an aerial account of how the campus has evolved
since the pictures were taken.) A page from the
Quarterly Bulletin of the College of Puget Sound
Vol. XII, Oct. 1920, No. 4) presents a nautically
themed fundraising appeal for the then-proto-
This was selected with great care. Months of
painstaking study were involved. Sr. Edward H.
Todd, President, sought opinions of prominent
educators and representative citizens freely.
Three street car lines approach it from dif-
ferent sides, and it is fifteen minutes ride from
the center of the down town business district.
The tract is decidedly compact, forming
practically a rectangle of nearly equal sides, com-
prising about forty acres, which is rather remark-
able when one considers its size and proximity to
a fine residence portion of this city.
One ship sails East and another sails West
With the self same winds that blow.
Tis the set of the sail, and not the gale
That determines the way they go.’
We address this bulletin to friends, former
students, and alumni with greetings and some
items of news which we think will be interesting.
With it goes an invitation to set
hold the wheel, so that the home port may be
made in June, 1921.
It is very proper that those who set sail from
the harbor of the College should receive and
accept this invitation. We have often craved to
behold a fleet of these life-vessels come into port
at Commencement time. Their cargoes would
be various, but they would all go to make a great
Next June the harbor will be prepared to
receive you. Anchorage will be supplied, gang
planks in plenty, all set for a successful landing.
The dedication of the new campus as the corner-
stone of the Greater College will be completed.
helped to make the College of Puget
Sound of today, and you ought to have some-
thing to do with the making of it tomorrow.”
A short video on how the cover photo was made is
Notes and thanks
There are a lot of people to thank for their as-
sistance in preparing this big birthday edition
John Finney ’67, P’94, retired registrar here
at the college and, we have observed, a man who
loves discovering and documenting, not only
wrote about his experience as a student study-
ing abroad in Austria and about the steadying
influence of President Edward Todd, he also at
our pleading spent who knows how many hours
checking and supplementing the appendix at the
back of this issue.
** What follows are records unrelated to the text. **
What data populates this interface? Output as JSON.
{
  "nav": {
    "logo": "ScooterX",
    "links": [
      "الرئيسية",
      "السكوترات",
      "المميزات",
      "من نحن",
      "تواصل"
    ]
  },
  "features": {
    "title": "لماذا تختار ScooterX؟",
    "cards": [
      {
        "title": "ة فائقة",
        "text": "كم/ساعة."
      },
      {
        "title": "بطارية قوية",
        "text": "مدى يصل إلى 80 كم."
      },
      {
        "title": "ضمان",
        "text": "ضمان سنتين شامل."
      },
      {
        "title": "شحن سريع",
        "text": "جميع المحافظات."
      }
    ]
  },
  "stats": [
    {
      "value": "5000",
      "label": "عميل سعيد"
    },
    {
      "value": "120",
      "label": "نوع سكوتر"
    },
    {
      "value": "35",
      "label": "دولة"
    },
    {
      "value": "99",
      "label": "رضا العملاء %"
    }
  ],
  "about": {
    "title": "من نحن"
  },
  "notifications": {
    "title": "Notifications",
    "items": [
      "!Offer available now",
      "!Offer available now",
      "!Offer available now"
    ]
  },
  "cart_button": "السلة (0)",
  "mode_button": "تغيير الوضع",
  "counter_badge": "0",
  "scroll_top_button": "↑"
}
Because it was John doing the
research we can assure you it is accurate, and we
think it will become the go-to quick-reference
for Puget Sound history.
Library Director Jane Carlin and archivist
Elizabeth Stiles Knight were immensely support-
ive, and they even allowed us to take precious
items out of the archives and photograph them.
To help facilitate the cover photo: The
Department of Theatre Arts provided dressing
rooms for our student models, and Costume
Shop Supervisor Mishka Navarre allowed full
access to the collection she oversees there;
Professor Gerard Morris lent us his personal
trombone; and the athletics department lent a
pair of shoulder pads for our green-and-gold-era
a quasquicentennial apology. A
college and its people have a
of stories to tell
after 125 years, and, while we would like to very
much, it’s simply not possible in a single edition
even an expanded one like this, to be
comprehensive. So we hope you’ll forgive us if
your favorite class or classmate, or activity, or
other memory among the gajillion life-altering
things that happened at your old school isn’t
About six months ago in these pages we
asked readers to tell us stories about Puget
Sound. A selection of those remembrances, along
with a few we commissioned, are what you’ve
seen here. But the storytelling doesn’t have to
stop. We encourage you to tell your tale of Puget
Sound or upload a photo or two at the 125th
anniversary website we’ve made at www.